In a statement released Sunday, the space agency confirmed that last week, the rover measured the largest level of methane, 21 parts per billion units by volume (ppbv), since landing on the Red Planet on Aug. 6, 2012.
On Earth, methane is produced both biologically and geologically, although it is not clear what caused the methane spike on Mars.
"With our current measurements, we have no way of telling if the methane source is biology or geology, or even ancient or modern," said SAM Principal Investigator Paul Mahaffy of NASA's Goddard Spaceflight Center in the statement.
The New York Times reported Saturday that sunlight and chemical reactions would break up any methane in Mars’ thin air “within a few centuries,” adding that the newly-detected spike was likely released recently. The Times report cited an initial statement from NASA on Saturday that called the spike an “early science result.”
Nonetheless, the methane spike offers scientists valuable insight into the Red Planet. “It's exciting because microbial life is an important source of methane on Earth, but methane can also be created through interactions between rocks and water,” explained NASA, in its statement.
The mission had already determined that background levels of methane peak during the Red Planet’s northern summer, according to Space.com.
The Mars methane spike has surprised experts. Researchers, for example, used Curiosity’s onboard laboratory to “sniff” methane in the Martian atmosphere 12 times over a 20-month period that ended in 2014. “During two of those months, in late 2013 and early 2014, four measurements averaged seven parts per billion,” said NASA in a 2014 statement. “Before and after that, readings averaged only one-tenth that level.”
Sudden spikes of methane have also been recorded, but scientists don’t know how long these “transient plumes” last or why they differ from seasonal patterns.
“One ppbv means that if you take a volume of air on Mars, one billionth of the volume of air is methane,” explained NASA. By 2017, the global annual mean of methane on Earth had reached 1,850 ppbv, according to the World Economic Forum, an increase of 75 ppbv in the period between 2007 and 2017.
Armed with data from the methane spike, scientists will be taking many more methane measurements, as well as working with the European Space Agency’s ExoMars Trace Gas Orbiter. The orbiter, a joint project of the ESA and Russian space agency Roscosmos, has been orbiting Mars for just over a year. The orbiter, however, did not measure any methane during its first year in orbit, much to the surprise of scientists.

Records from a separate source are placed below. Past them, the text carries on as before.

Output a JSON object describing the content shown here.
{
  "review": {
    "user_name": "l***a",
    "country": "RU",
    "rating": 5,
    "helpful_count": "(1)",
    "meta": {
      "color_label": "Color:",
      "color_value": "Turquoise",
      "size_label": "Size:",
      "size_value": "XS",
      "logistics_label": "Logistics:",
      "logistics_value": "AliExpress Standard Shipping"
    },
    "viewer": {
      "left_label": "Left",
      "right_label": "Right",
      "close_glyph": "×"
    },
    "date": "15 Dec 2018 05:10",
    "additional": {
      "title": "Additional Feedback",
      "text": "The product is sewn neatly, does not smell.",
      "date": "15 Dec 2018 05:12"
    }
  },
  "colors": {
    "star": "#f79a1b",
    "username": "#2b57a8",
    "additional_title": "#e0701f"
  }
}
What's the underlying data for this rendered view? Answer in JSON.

“Combining observations from the surface and from orbit could help scientists locate sources of the gas on the planet and understand how long it lasts in the Martian atmosphere,” said NASA, in the statement. “That might explain why the Trace Gas Orbiter's and Curiosity's methane observations have been so different.”
The Red Planet continues to be a source of fascination. The Curiosity rover, for example, recently released captured a photo that showed a strange white light on Mars. NASA told Fox News that the anomaly is “likely the effect of the Sun.”

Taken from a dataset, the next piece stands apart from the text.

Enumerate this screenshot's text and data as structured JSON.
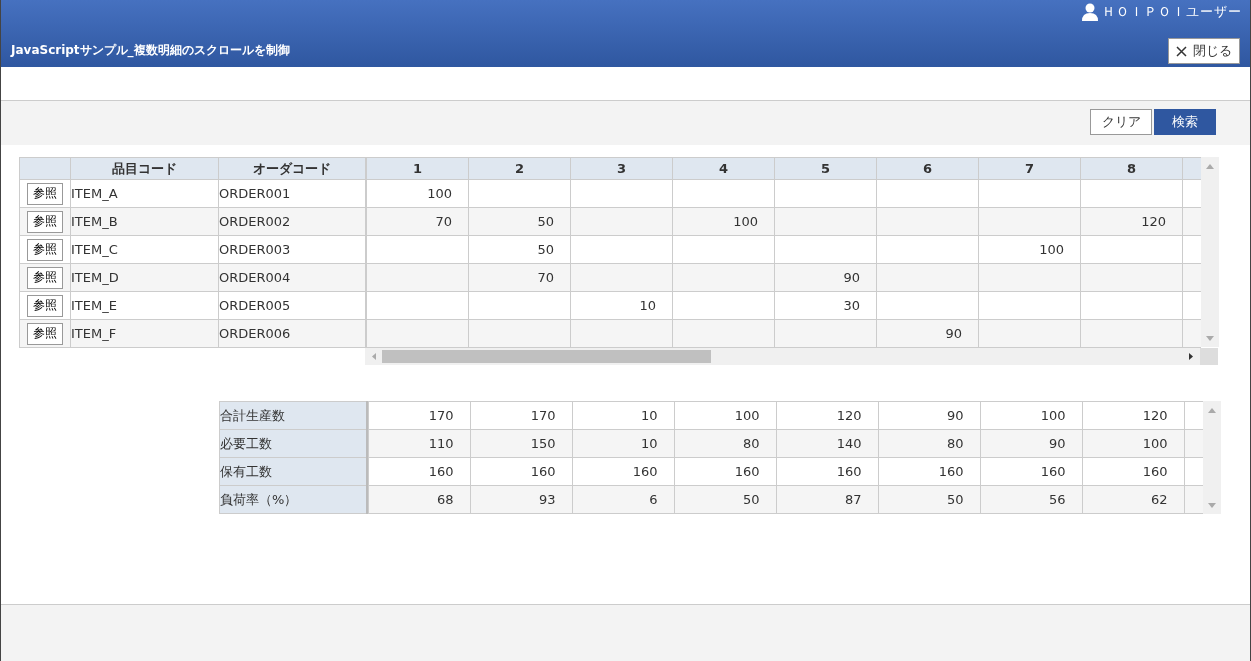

Scientists recently announced the discovery of layers of ice buried a mile beneath Mars’ north pole that could help unlock the Red Planet’s history.
Experts from the University of Texas at Austin and the University of Arizona harnessed the Shallow Radar on NASA’s Mars Reconnaissance Orbiter to make the discovery. The ice, they say, could be the remains of ancient polar ice sheets and could be one of Mars’ largest reservoirs.

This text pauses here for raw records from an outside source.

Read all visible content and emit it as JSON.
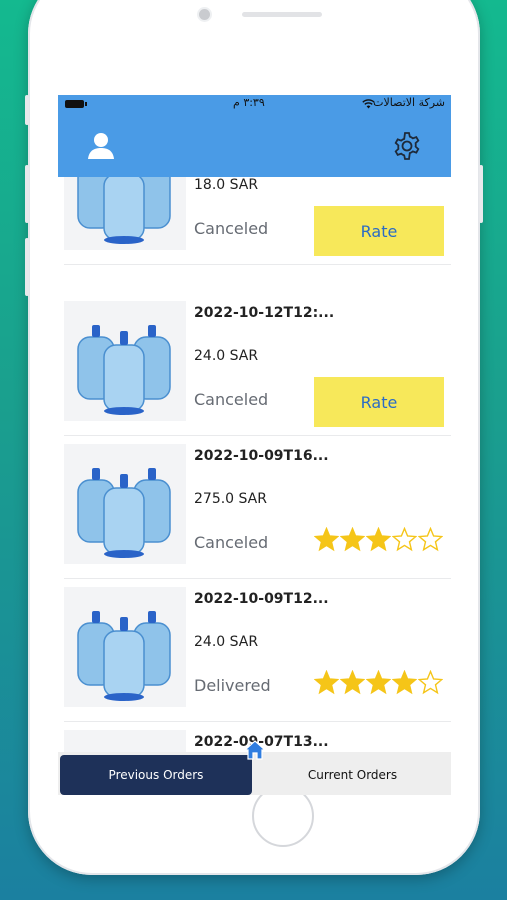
{
  "status_bar": {
    "time": "٣:٣٩ م",
    "carrier": "شركة الاتصالات"
  },
  "navbar": {
    "profile_icon": "user-icon",
    "settings_icon": "gear-icon"
  },
  "orders": [
    {
      "date": "",
      "price": "18.0 SAR",
      "status": "Canceled",
      "action": "Rate",
      "rating": null
    },
    {
      "date": "2022-10-12T12:...",
      "price": "24.0 SAR",
      "status": "Canceled",
      "action": "Rate",
      "rating": null
    },
    {
      "date": "2022-10-09T16...",
      "price": "275.0 SAR",
      "status": "Canceled",
      "action": null,
      "rating": 3
    },
    {
      "date": "2022-10-09T12...",
      "price": "24.0 SAR",
      "status": "Delivered",
      "action": null,
      "rating": 4
    },
    {
      "date": "2022-09-07T13...",
      "price": "",
      "status": "",
      "action": null,
      "rating": null
    }
  ],
  "tabs": {
    "previous": "Previous Orders",
    "current": "Current Orders",
    "active": "previous"
  },
  "colors": {
    "header": "#4a9be6",
    "rate_button": "#f7e85a",
    "active_tab": "#1e3159",
    "star": "#f5c518"
  }
}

Last year, in a major announcement, NASA revealed that the Curiosity rover had found organic molecules on Mars.
In November, NASA announced that it has selected the location where its Mars 2020 rover will land on the Red Planet. The rover is expected to reach the Martian surface on Feb. 18, 2021.
NASA’s long-term goal is to send a manned mission to Mars in the 2030s. However, former astronaut Buzz Aldrin thinks that a slightly later target date of 2040 is more realistic.
Fox News’ Chris Ciaccia contributed to this article. Follow James Rogers on Twitter @jamesjrogers